Case dismissed


Federal District Court Judge Leonard Strand’s dismissal Friday of the Des Moines Water Works lawsuit against Buena Vista, Calhoun and Sac counties means the status quo will prevail. Agriculture will not be regulated under the Clean Water Act — specifically, drainage tiles will not be treated as point sources of pollution subject to regulatory permitting. Agriculture will continue to operate as it has. Drainage tiles will deliver tons of nitrates and phosphorous to the Raccoon River. The drinking water customers in and around Des Moines will continue to pay to clean it up. Des Moines will continue to dump salt and nitrate back into the river, where the pollutants will find their way to the Gulf of Mexico. The dead zone in the gulf, about the size of Connecticut, will continue to grow. Coastal marshes and reefs at the mouth of the Mississippi River will continue their rapid decline, threatening the entire coastal economy.

The judge dismissed the case essentially over standing, that the water works did not have the authority to sue. The water works board and attorneys knew this would be the problem a year before they filed their lawsuit. DMWW CEO Bill Stowe told us, and we reported, in 2014 that the utility knew it would have problems. It was having a hard time figuring out whom to sue. The problem always would be one government agency suing another. Drainage districts were the worst defendants because they have almost no authority under Iowa law, and certainly no express authority in remediating pollution claims. The Iowa Supreme Court said so. Strike one. Judge Strand said so. Strike two. If the water works were to appeal a summary judgment to the Eighth Circuit in St. Louis, we can hear strike three sizzling over the outside corner. If the water works survives that long. The Iowa Legislature may dissolve it in the next few weeks.

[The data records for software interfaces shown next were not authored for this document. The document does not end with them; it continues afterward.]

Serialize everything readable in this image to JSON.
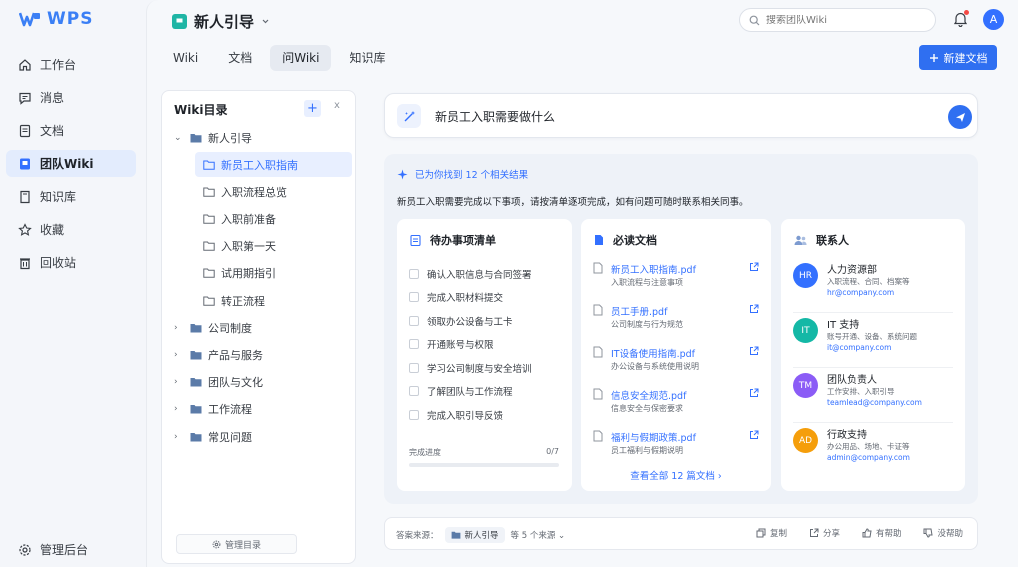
{
  "app": {
    "logo_text": "WPS",
    "brand_color": "#3b7ff5"
  },
  "nav": {
    "items": [
      {
        "label": "工作台",
        "icon": "home-icon"
      },
      {
        "label": "消息",
        "icon": "message-icon"
      },
      {
        "label": "文档",
        "icon": "document-icon"
      },
      {
        "label": "团队Wiki",
        "icon": "wiki-icon"
      },
      {
        "label": "知识库",
        "icon": "knowledge-icon"
      },
      {
        "label": "收藏",
        "icon": "star-icon"
      },
      {
        "label": "回收站",
        "icon": "trash-icon"
      }
    ],
    "admin_label": "管理后台"
  },
  "header": {
    "space_title": "新人引导",
    "search_placeholder": "搜索团队Wiki",
    "avatar_letter": "A"
  },
  "tabs": [
    "Wiki",
    "文档",
    "问Wiki",
    "知识库"
  ],
  "new_doc_label": "新建文档",
  "tree": {
    "title": "Wiki目录",
    "add_symbol": "+",
    "collapse_symbol": "x",
    "root": "新人引导",
    "children": [
      "新员工入职指南",
      "入职流程总览",
      "入职前准备",
      "入职第一天",
      "试用期指引",
      "转正流程"
    ],
    "folders": [
      "公司制度",
      "产品与服务",
      "团队与文化",
      "工作流程",
      "常见问题"
    ],
    "manage_label": "管理目录"
  },
  "query": {
    "text": "新员工入职需要做什么"
  },
  "result": {
    "found_text": "已为你找到 12 个相关结果",
    "summary": "新员工入职需要完成以下事项，请按清单逐项完成，如有问题可随时联系相关同事。",
    "todo": {
      "title": "待办事项清单",
      "items": [
        "确认入职信息与合同签署",
        "完成入职材料提交",
        "领取办公设备与工卡",
        "开通账号与权限",
        "学习公司制度与安全培训",
        "了解团队与工作流程",
        "完成入职引导反馈"
      ],
      "progress_label": "完成进度",
      "progress_value": "0/7",
      "progress_fraction": 0
    },
    "docs": {
      "title": "必读文档",
      "items": [
        {
          "name": "新员工入职指南.pdf",
          "desc": "入职流程与注意事项"
        },
        {
          "name": "员工手册.pdf",
          "desc": "公司制度与行为规范"
        },
        {
          "name": "IT设备使用指南.pdf",
          "desc": "办公设备与系统使用说明"
        },
        {
          "name": "信息安全规范.pdf",
          "desc": "信息安全与保密要求"
        },
        {
          "name": "福利与假期政策.pdf",
          "desc": "员工福利与假期说明"
        }
      ],
      "view_all": "查看全部 12 篇文档"
    },
    "contacts": {
      "title": "联系人",
      "items": [
        {
          "initials": "HR",
          "name": "人力资源部",
          "desc": "入职流程、合同、档案等",
          "email": "hr@company.com",
          "color": "#3370ff"
        },
        {
          "initials": "IT",
          "name": "IT 支持",
          "desc": "账号开通、设备、系统问题",
          "email": "it@company.com",
          "color": "#14b8a6"
        },
        {
          "initials": "TM",
          "name": "团队负责人",
          "desc": "工作安排、入职引导",
          "email": "teamlead@company.com",
          "color": "#8b5cf6"
        },
        {
          "initials": "AD",
          "name": "行政支持",
          "desc": "办公用品、场地、卡证等",
          "email": "admin@company.com",
          "color": "#f59e0b"
        }
      ]
    }
  },
  "footer": {
    "source_label": "答案来源：",
    "source_chip": "新人引导",
    "more_sources": "等 5 个来源",
    "actions": [
      "复制",
      "分享",
      "有帮助",
      "没帮助"
    ]
  }
}
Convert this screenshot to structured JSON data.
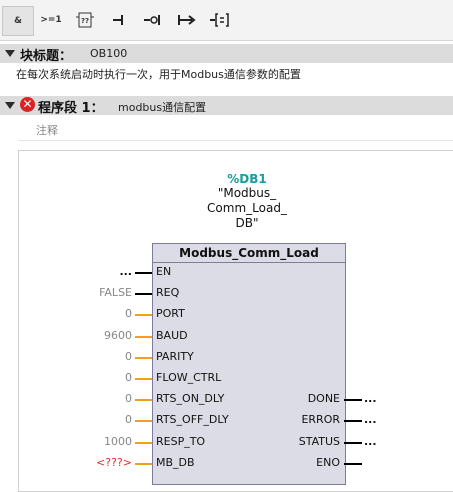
{
  "toolbar": {
    "buttons": [
      {
        "label": "&",
        "icon": "and-icon"
      },
      {
        "label": ">=1",
        "icon": "or-icon"
      },
      {
        "label": "[??]",
        "icon": "empty-box-icon"
      },
      {
        "label": "-|",
        "icon": "open-branch-icon"
      },
      {
        "label": "--o|",
        "icon": "negate-icon"
      },
      {
        "label": "|->",
        "icon": "assignment-icon"
      },
      {
        "label": "-[=]",
        "icon": "set-reset-icon"
      }
    ]
  },
  "block": {
    "title_label": "块标题：",
    "title_value": "OB100",
    "description": "在每次系统启动时执行一次，用于Modbus通信参数的配置"
  },
  "network": {
    "label": "程序段 1：",
    "title": "modbus通信配置",
    "comment_placeholder": "注释"
  },
  "instance": {
    "db_address": "%DB1",
    "db_name_lines": [
      "\"Modbus_",
      "Comm_Load_",
      "DB\""
    ]
  },
  "function_block": {
    "name": "Modbus_Comm_Load",
    "inputs": [
      {
        "name": "EN",
        "value": "..."
      },
      {
        "name": "REQ",
        "value": "FALSE"
      },
      {
        "name": "PORT",
        "value": "0"
      },
      {
        "name": "BAUD",
        "value": "9600"
      },
      {
        "name": "PARITY",
        "value": "0"
      },
      {
        "name": "FLOW_CTRL",
        "value": "0"
      },
      {
        "name": "RTS_ON_DLY",
        "value": "0"
      },
      {
        "name": "RTS_OFF_DLY",
        "value": "0"
      },
      {
        "name": "RESP_TO",
        "value": "1000"
      },
      {
        "name": "MB_DB",
        "value": "<???>"
      }
    ],
    "outputs": [
      {
        "name": "DONE",
        "value": "..."
      },
      {
        "name": "ERROR",
        "value": "..."
      },
      {
        "name": "STATUS",
        "value": "..."
      },
      {
        "name": "ENO",
        "value": ""
      }
    ]
  },
  "colors": {
    "default_value": "#888888",
    "constant_line": "#f0a020",
    "bool_line": "#000000",
    "invalid_value": "#e03030",
    "db_address": "#1a9c9c"
  }
}
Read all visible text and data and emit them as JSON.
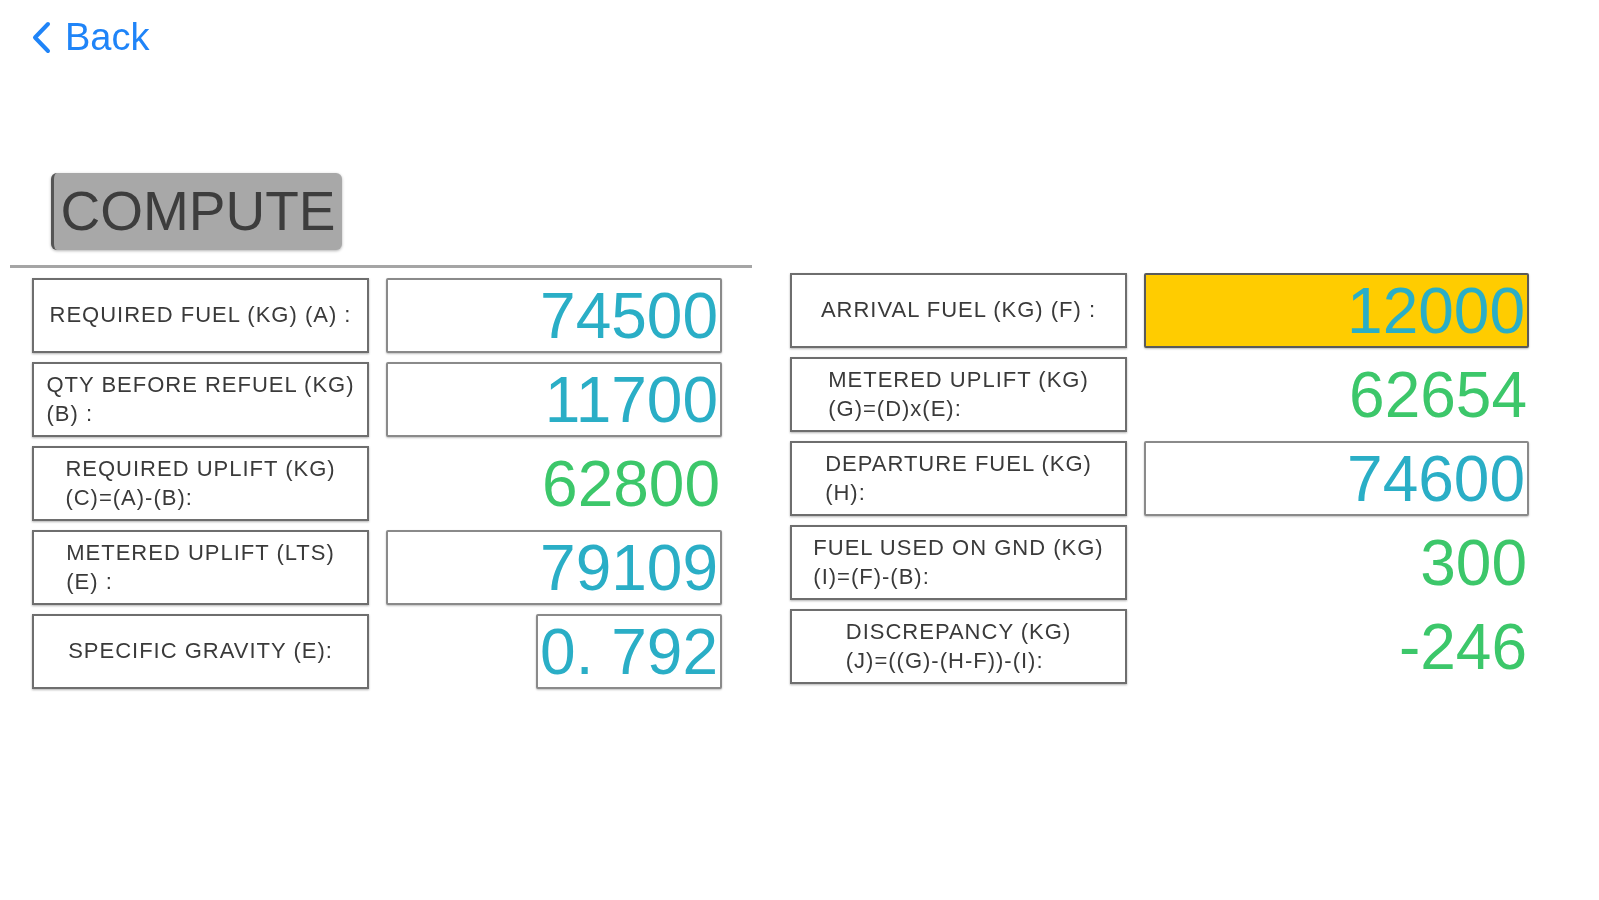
{
  "nav": {
    "back": "Back"
  },
  "compute_button": "COMPUTE",
  "left_fields": [
    {
      "label": "REQUIRED FUEL (KG) (A) :",
      "value": "74500",
      "kind": "input",
      "highlighted": false
    },
    {
      "label": "QTY BEFORE REFUEL (KG)\n(B) :",
      "value": "11700",
      "kind": "input",
      "highlighted": false
    },
    {
      "label": "REQUIRED UPLIFT (KG)\n(C)=(A)-(B):",
      "value": "62800",
      "kind": "computed",
      "highlighted": false
    },
    {
      "label": "METERED UPLIFT (LTS)\n(E) :",
      "value": "79109",
      "kind": "input",
      "highlighted": false
    },
    {
      "label": "SPECIFIC GRAVITY (E):",
      "value": "0. 792",
      "kind": "compact",
      "highlighted": false
    }
  ],
  "right_fields": [
    {
      "label": "ARRIVAL FUEL (KG) (F) :",
      "value": "12000",
      "kind": "input",
      "highlighted": true
    },
    {
      "label": "METERED UPLIFT (KG)\n(G)=(D)x(E):",
      "value": "62654",
      "kind": "computed",
      "highlighted": false
    },
    {
      "label": "DEPARTURE FUEL (KG)\n(H):",
      "value": "74600",
      "kind": "input",
      "highlighted": false
    },
    {
      "label": "FUEL USED ON GND (KG)\n(I)=(F)-(B):",
      "value": "300",
      "kind": "computed",
      "highlighted": false
    },
    {
      "label": "DISCREPANCY (KG)\n(J)=((G)-(H-F))-(I):",
      "value": "-246",
      "kind": "computed",
      "highlighted": false
    }
  ]
}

No doubt the Buena Vista County Board of Supervisors is relieved. It never picked this fight, but it enjoined it with gusto. The supervisors said they could not negotiate with the water works as we urged from the gitgo because they lacked the authority under the law. Strand took their side. Their legal expenses were funded largely by the agri-industrial complex. We argued from the start that the taxpayers of Buena Vista County deserve to know who was writing the checks and calling the shots. The supervisors ended their illegal, secret funding relationship with the Agribusiness Association of Iowa after The Storm Lake Times and the Iowa Freedom of Information Council demanded transparency. We asserted that the counties should communicate and try to negotiate with their adversary to avoid an unfavorable judgment for the county from a single federal judge. The counties bet on their case and won. The names of the donors remain secret. Farm Bureau made a pledge that it has not backed up to pay for the counties’ legal defense. The Belin Law Firm has not submitted bills to the county since July. They could be in the hundreds of thousands of dollars. We still would like to know who will pay those bills and how. We think it remains the public’s business.

Nitrate pollution exists. Those are uncontroverted facts from the court documents. The corn growers admit it. The soybean growers admit it. Everybody knows it.

What do we do about it going forward?

Not that much.

If people did not want to get paid $357 per acre for a filter strip from the government when the lawsuit was alive, what would compel them to put in that filter strip tomorrow? The Trump Administration and a hostile House promise to cut agricultural conservation and research funding substantially. That filter strip rent is not going up. Farm Bureau argues that Conservation Reserve Program rents are so high that they are keeping young farmers out of business. The federal government will not expand conservation programs in the near term.

The state will continue to cheer farmers to mess around with cover crops, bioereactors and the like. But there is nothing in the basic composition of Iowa that will drive the legislature to address agricultural pollution of our surface water. We will continue to practice a voluntary nutrient reduction program that has seen nutrient overloads in our rivers grow, not lessen. The dead zone in the gulf has grown every year of the nutrient reduction strategy. That is not Iowa’s concern. At least, not when corn is near or below the break-even point. A farmer paying $300 cash rent needs every acre he can plant when corn is stuck at $3, which is where it will be stuck for the foreseeable future.

Look along the Varina road. They were plowing through the ditches before and during the lawsuit, and they still are. There is seldom a blade of grass allowed to pop up along the ditch we know as the Cedar River. All our problems would be solved if we left just a strip of grass along every waterbody. But we grow beans on the banks of Pickerel Lake, owned and managed by the Iowa Department of Natural Resources.

That’s the Iowa way. It always has been. The water works tried to turn things around but was swept out of court summarily. The court is right: This is an issue for the legislature to decide. It is not for a judge to decide by himself in chambers how Iowa shall conduct itself. The legislature may well just eliminate the water works entirely. The legislature could live with that, along with a polluted Raccoon River.